Every line below that carries the word "icon" needs to be copied.

╭─ Supplied entries

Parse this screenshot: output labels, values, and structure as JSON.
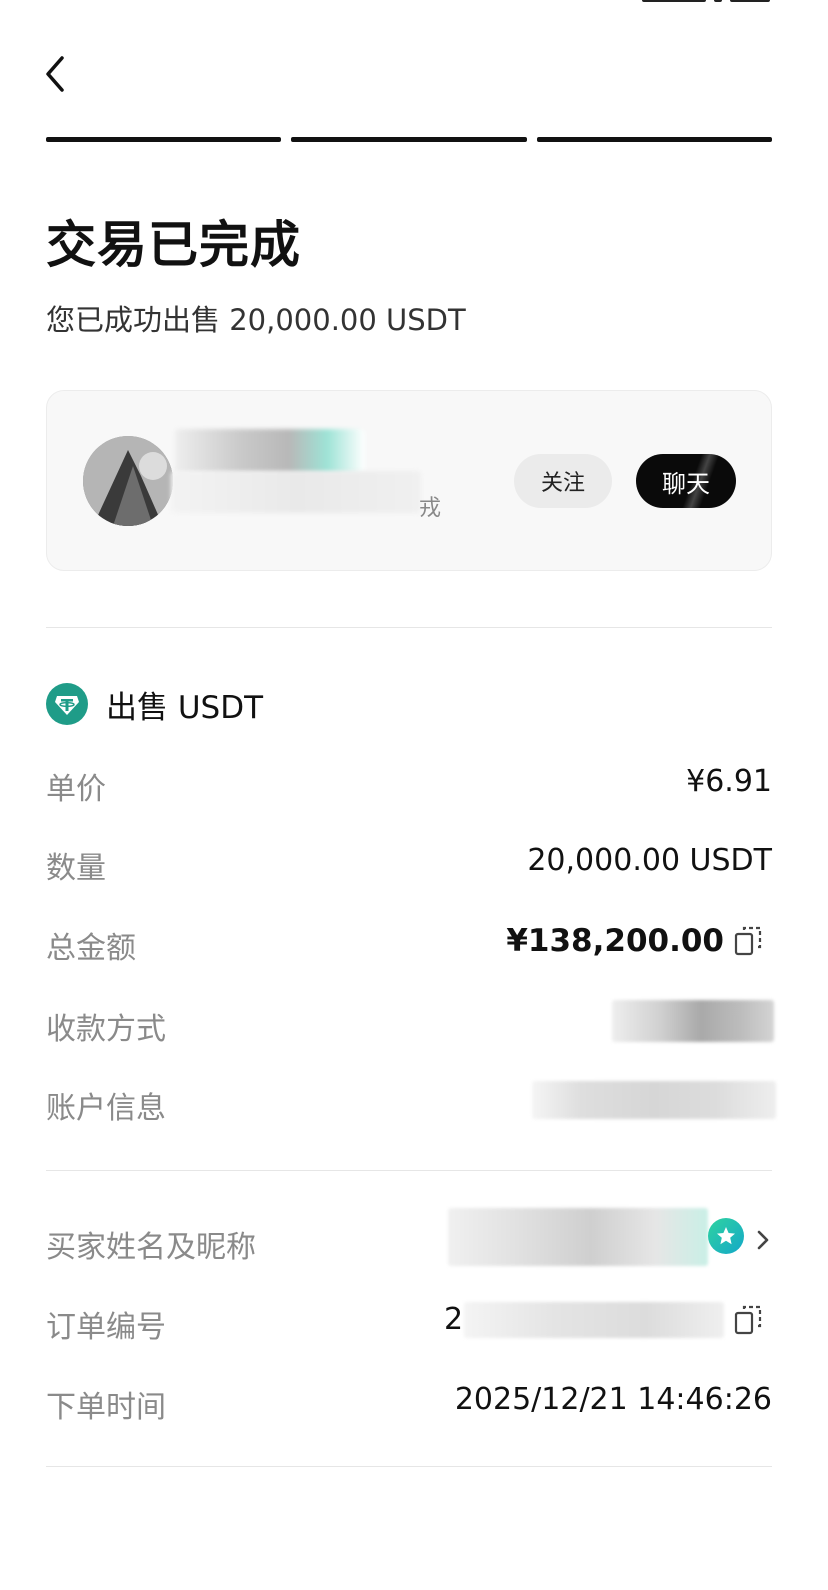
{
  "header": {
    "back_icon": "chevron-left-icon",
    "progress_steps": 3
  },
  "status": {
    "title": "交易已完成",
    "subtitle": "您已成功出售 20,000.00 USDT"
  },
  "counterparty": {
    "name_suffix": "戎",
    "follow_label": "关注",
    "chat_label": "聊天"
  },
  "order": {
    "section_title": "出售 USDT",
    "asset_icon": "tether-icon",
    "rows": {
      "unit_price": {
        "label": "单价",
        "value": "¥6.91"
      },
      "quantity": {
        "label": "数量",
        "value": "20,000.00 USDT"
      },
      "total": {
        "label": "总金额",
        "value": "¥138,200.00"
      },
      "payment_method": {
        "label": "收款方式"
      },
      "account_info": {
        "label": "账户信息"
      }
    }
  },
  "details": {
    "buyer": {
      "label": "买家姓名及昵称"
    },
    "order_no": {
      "label": "订单编号",
      "value_prefix": "2"
    },
    "order_time": {
      "label": "下单时间",
      "value": "2025/12/21 14:46:26"
    }
  },
  "colors": {
    "accent": "#1f9c88",
    "text_primary": "#111111",
    "text_secondary": "#8a8a8a",
    "card_bg": "#f8f8f8"
  }
}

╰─

▶ [Answer box]
    "back_icon": "chevron-left-icon",
    "asset_icon": "tether-icon",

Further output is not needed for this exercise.